[Stored records]
###

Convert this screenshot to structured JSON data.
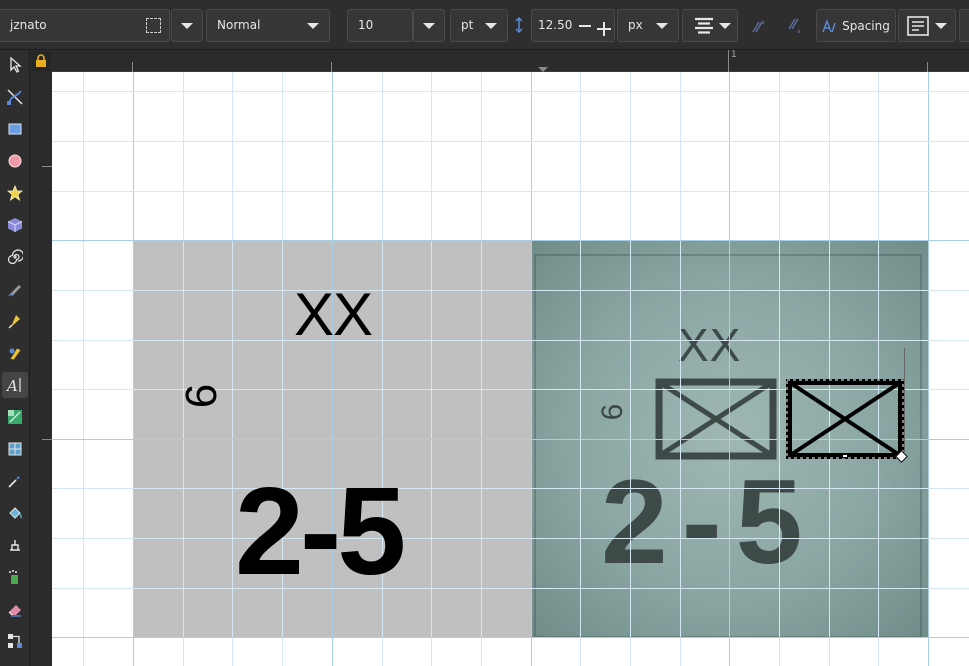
{
  "toolbar": {
    "font_family": "jznato",
    "font_style": "Normal",
    "font_size": "10",
    "font_unit": "pt",
    "line_height": "12.50",
    "spacing_unit": "px",
    "spacing_label": "Spacing"
  },
  "ruler": {
    "top_label": "1"
  },
  "canvas": {
    "left_counter": {
      "formation_size": "XX",
      "unit_id": "6",
      "strength": "2-5",
      "fill": "#c0c0c0"
    },
    "right_counter": {
      "formation_size": "XX",
      "unit_id": "6",
      "strength": "2-5",
      "fill": "#7e9b98"
    }
  },
  "tools": [
    "selector-tool-icon",
    "node-tool-icon",
    "rectangle-tool-icon",
    "ellipse-tool-icon",
    "star-tool-icon",
    "3d-box-tool-icon",
    "spiral-tool-icon",
    "pencil-tool-icon",
    "pen-tool-icon",
    "calligraphy-tool-icon",
    "text-tool-icon",
    "gradient-tool-icon",
    "mesh-tool-icon",
    "dropper-tool-icon",
    "paint-bucket-tool-icon",
    "eraser-tool-icon",
    "spray-tool-icon",
    "tweak-tool-icon",
    "connector-tool-icon"
  ]
}
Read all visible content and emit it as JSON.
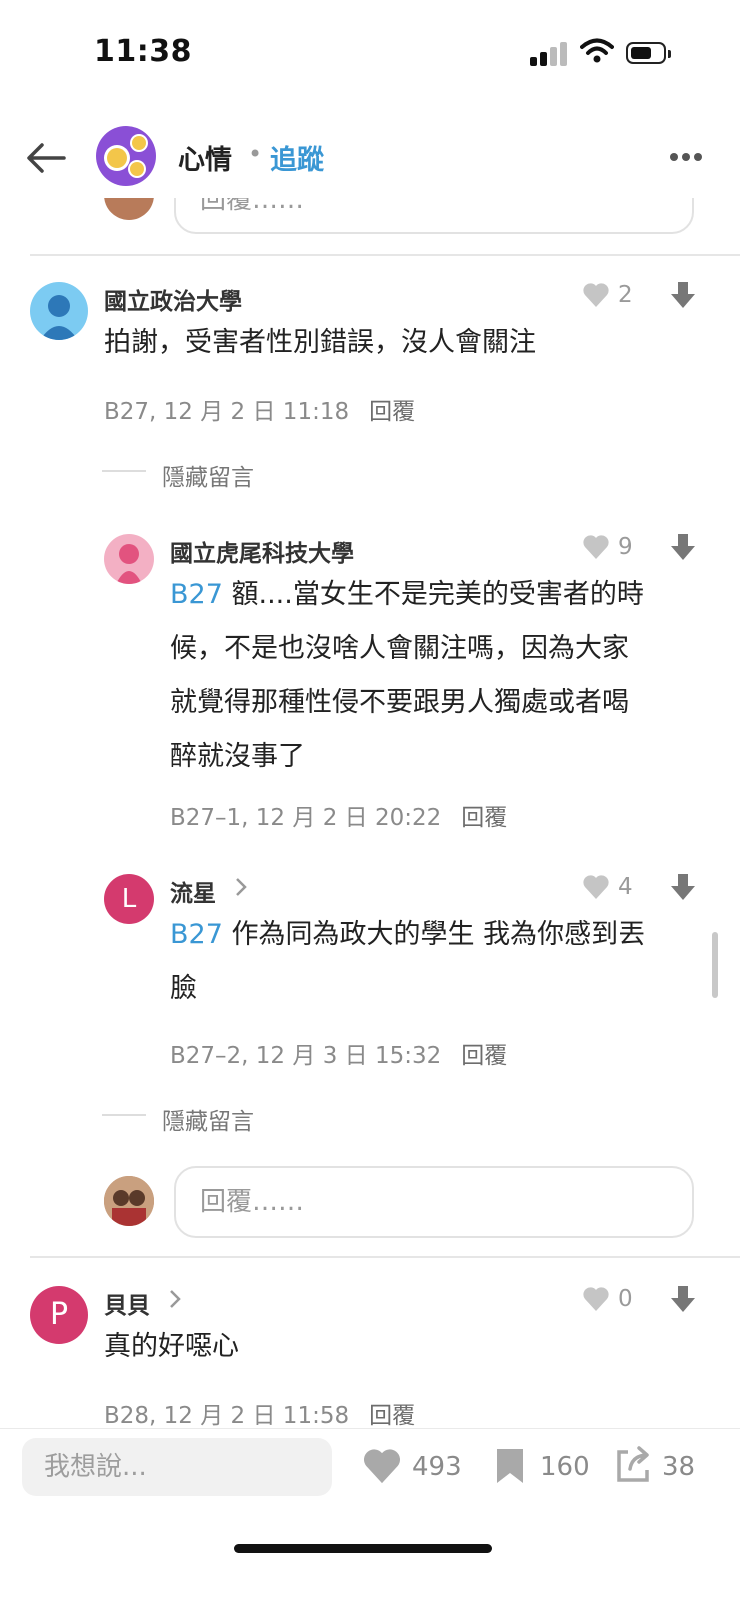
{
  "status_bar": {
    "time": "11:38"
  },
  "header": {
    "board_name": "心情",
    "separator": "•",
    "follow_label": "追蹤"
  },
  "reply_placeholder": "回覆……",
  "comments": [
    {
      "author": "國立政治大學",
      "text": "拍謝，受害者性別錯誤，沒人會關注",
      "likes": "2",
      "meta": "B27, 12 月 2 日 11:18",
      "reply_label": "回覆",
      "hide_label": "隱藏留言",
      "replies": [
        {
          "author": "國立虎尾科技大學",
          "tag": "B27",
          "text_lines": [
            "額....當女生不是完美的受害者的時",
            "候，不是也沒啥人會關注嗎，因為大家",
            "就覺得那種性侵不要跟男人獨處或者喝",
            "醉就沒事了"
          ],
          "likes": "9",
          "meta": "B27–1, 12 月 2 日 20:22",
          "reply_label": "回覆"
        },
        {
          "author": "流星",
          "avatar_letter": "L",
          "tag": "B27",
          "text_lines": [
            "作為同為政大的學生 我為你感到丟",
            "臉"
          ],
          "likes": "4",
          "meta": "B27–2, 12 月 3 日 15:32",
          "reply_label": "回覆"
        }
      ],
      "hide_label_2": "隱藏留言"
    },
    {
      "author": "貝貝",
      "avatar_letter": "P",
      "text": "真的好噁心",
      "likes": "0",
      "meta": "B28, 12 月 2 日 11:58",
      "reply_label": "回覆"
    }
  ],
  "bottom_bar": {
    "input_placeholder": "我想說...",
    "likes": "493",
    "bookmarks": "160",
    "shares": "38"
  },
  "colors": {
    "accent": "#3a97d4",
    "avatar_pink": "#d43a6e",
    "board_purple": "#8a4fd6"
  },
  "icons": [
    "back-arrow-icon",
    "more-icon",
    "heart-icon",
    "downvote-icon",
    "chevron-right-icon",
    "bookmark-icon",
    "share-icon"
  ]
}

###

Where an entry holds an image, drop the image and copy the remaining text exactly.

Convert this screenshot to structured JSON data.
{
  "toolbar": {
    "font_family": "jznato",
    "font_style": "Normal",
    "font_size": "10",
    "font_unit": "pt",
    "line_height": "12.50",
    "spacing_unit": "px",
    "spacing_label": "Spacing"
  },
  "ruler": {
    "top_label": "1"
  },
  "canvas": {
    "left_counter": {
      "formation_size": "XX",
      "unit_id": "6",
      "strength": "2-5",
      "fill": "#c0c0c0"
    },
    "right_counter": {
      "formation_size": "XX",
      "unit_id": "6",
      "strength": "2-5",
      "fill": "#7e9b98"
    }
  },
  "tools": [
    "selector-tool-icon",
    "node-tool-icon",
    "rectangle-tool-icon",
    "ellipse-tool-icon",
    "star-tool-icon",
    "3d-box-tool-icon",
    "spiral-tool-icon",
    "pencil-tool-icon",
    "pen-tool-icon",
    "calligraphy-tool-icon",
    "text-tool-icon",
    "gradient-tool-icon",
    "mesh-tool-icon",
    "dropper-tool-icon",
    "paint-bucket-tool-icon",
    "eraser-tool-icon",
    "spray-tool-icon",
    "tweak-tool-icon",
    "connector-tool-icon"
  ]
}
Read all visible content and emit it as JSON.
{
  "status_bar": {
    "time": "11:38"
  },
  "header": {
    "board_name": "心情",
    "separator": "•",
    "follow_label": "追蹤"
  },
  "reply_placeholder": "回覆……",
  "comments": [
    {
      "author": "國立政治大學",
      "text": "拍謝，受害者性別錯誤，沒人會關注",
      "likes": "2",
      "meta": "B27, 12 月 2 日 11:18",
      "reply_label": "回覆",
      "hide_label": "隱藏留言",
      "replies": [
        {
          "author": "國立虎尾科技大學",
          "tag": "B27",
          "text_lines": [
            "額....當女生不是完美的受害者的時",
            "候，不是也沒啥人會關注嗎，因為大家",
            "就覺得那種性侵不要跟男人獨處或者喝",
            "醉就沒事了"
          ],
          "likes": "9",
          "meta": "B27–1, 12 月 2 日 20:22",
          "reply_label": "回覆"
        },
        {
          "author": "流星",
          "avatar_letter": "L",
          "tag": "B27",
          "text_lines": [
            "作為同為政大的學生 我為你感到丟",
            "臉"
          ],
          "likes": "4",
          "meta": "B27–2, 12 月 3 日 15:32",
          "reply_label": "回覆"
        }
      ],
      "hide_label_2": "隱藏留言"
    },
    {
      "author": "貝貝",
      "avatar_letter": "P",
      "text": "真的好噁心",
      "likes": "0",
      "meta": "B28, 12 月 2 日 11:58",
      "reply_label": "回覆"
    }
  ],
  "bottom_bar": {
    "input_placeholder": "我想說...",
    "likes": "493",
    "bookmarks": "160",
    "shares": "38"
  },
  "colors": {
    "accent": "#3a97d4",
    "avatar_pink": "#d43a6e",
    "board_purple": "#8a4fd6"
  },
  "icons": [
    "back-arrow-icon",
    "more-icon",
    "heart-icon",
    "downvote-icon",
    "chevron-right-icon",
    "bookmark-icon",
    "share-icon"
  ]
}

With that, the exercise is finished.